─── Dataset entries

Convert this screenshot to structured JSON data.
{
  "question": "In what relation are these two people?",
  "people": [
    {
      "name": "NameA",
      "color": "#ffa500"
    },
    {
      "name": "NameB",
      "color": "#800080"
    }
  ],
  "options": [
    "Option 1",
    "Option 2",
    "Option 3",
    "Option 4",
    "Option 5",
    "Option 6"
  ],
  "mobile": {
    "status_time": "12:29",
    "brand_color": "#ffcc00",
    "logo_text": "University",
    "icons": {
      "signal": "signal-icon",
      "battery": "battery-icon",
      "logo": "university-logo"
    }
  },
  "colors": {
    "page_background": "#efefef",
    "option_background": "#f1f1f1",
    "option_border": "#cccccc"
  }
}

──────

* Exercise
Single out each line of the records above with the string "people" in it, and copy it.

* Answer box
  "question": "In what relation are these two people?",
  "people": [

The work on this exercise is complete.